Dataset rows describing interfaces
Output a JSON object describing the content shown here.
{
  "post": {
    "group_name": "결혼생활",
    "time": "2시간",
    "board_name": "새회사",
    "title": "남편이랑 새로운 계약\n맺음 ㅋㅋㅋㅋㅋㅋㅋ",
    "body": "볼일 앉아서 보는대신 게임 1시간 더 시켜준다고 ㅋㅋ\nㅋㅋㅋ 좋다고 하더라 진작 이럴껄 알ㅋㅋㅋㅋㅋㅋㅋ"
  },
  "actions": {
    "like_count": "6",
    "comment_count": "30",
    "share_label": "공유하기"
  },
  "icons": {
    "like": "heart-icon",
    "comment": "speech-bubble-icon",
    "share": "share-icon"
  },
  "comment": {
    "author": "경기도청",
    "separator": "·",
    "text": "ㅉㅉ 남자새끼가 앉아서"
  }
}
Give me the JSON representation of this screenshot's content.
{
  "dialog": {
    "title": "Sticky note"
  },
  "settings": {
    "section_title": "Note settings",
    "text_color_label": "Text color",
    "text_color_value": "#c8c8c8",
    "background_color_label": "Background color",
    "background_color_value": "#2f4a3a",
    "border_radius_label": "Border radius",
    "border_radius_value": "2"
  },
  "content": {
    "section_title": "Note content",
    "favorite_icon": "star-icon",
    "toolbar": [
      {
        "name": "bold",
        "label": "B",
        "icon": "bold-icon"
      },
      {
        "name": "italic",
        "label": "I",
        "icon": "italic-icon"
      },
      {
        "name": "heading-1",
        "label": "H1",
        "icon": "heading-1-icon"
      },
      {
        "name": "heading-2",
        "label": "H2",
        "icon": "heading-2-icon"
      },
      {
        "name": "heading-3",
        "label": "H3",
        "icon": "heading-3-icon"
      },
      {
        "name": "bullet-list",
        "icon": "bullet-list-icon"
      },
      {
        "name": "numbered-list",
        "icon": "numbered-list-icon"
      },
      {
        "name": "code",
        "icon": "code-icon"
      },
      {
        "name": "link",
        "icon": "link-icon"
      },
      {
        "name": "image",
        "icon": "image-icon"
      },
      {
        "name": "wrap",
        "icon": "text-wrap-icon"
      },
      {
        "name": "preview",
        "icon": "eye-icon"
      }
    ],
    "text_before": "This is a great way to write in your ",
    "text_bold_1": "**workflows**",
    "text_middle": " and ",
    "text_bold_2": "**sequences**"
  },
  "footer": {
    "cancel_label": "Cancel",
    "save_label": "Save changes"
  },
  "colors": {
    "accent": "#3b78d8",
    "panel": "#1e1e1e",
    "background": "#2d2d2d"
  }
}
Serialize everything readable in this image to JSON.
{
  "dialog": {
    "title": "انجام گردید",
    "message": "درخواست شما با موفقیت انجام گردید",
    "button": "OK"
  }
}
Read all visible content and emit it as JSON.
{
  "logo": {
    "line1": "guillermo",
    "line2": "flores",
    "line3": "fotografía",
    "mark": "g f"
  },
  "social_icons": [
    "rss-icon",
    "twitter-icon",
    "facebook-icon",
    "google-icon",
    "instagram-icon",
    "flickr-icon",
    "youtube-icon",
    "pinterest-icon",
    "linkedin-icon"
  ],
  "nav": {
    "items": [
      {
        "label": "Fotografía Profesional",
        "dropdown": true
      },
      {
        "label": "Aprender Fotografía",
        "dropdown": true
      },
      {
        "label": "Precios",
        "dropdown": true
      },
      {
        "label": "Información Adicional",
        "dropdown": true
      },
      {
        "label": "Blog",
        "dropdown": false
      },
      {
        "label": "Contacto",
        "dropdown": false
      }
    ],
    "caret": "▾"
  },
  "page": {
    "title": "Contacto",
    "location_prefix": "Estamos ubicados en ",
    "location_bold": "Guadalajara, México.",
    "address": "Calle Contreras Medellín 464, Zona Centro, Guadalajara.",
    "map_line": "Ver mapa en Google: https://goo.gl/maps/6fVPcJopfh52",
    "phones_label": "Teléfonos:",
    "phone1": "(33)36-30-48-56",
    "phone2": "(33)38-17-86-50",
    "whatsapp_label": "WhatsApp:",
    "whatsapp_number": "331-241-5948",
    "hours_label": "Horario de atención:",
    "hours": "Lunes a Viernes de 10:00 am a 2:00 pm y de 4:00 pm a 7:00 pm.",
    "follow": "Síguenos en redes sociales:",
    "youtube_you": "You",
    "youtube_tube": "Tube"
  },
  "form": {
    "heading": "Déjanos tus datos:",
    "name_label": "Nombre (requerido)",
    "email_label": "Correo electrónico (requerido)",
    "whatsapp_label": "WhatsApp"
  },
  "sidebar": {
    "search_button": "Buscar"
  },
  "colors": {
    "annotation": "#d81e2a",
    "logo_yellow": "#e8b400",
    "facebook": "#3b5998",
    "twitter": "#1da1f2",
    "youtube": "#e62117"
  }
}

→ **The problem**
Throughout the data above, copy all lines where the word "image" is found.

→ **Response to the task**
        "name": "image",
        "icon": "image-icon"
Serialize everything readable in this image to JSON.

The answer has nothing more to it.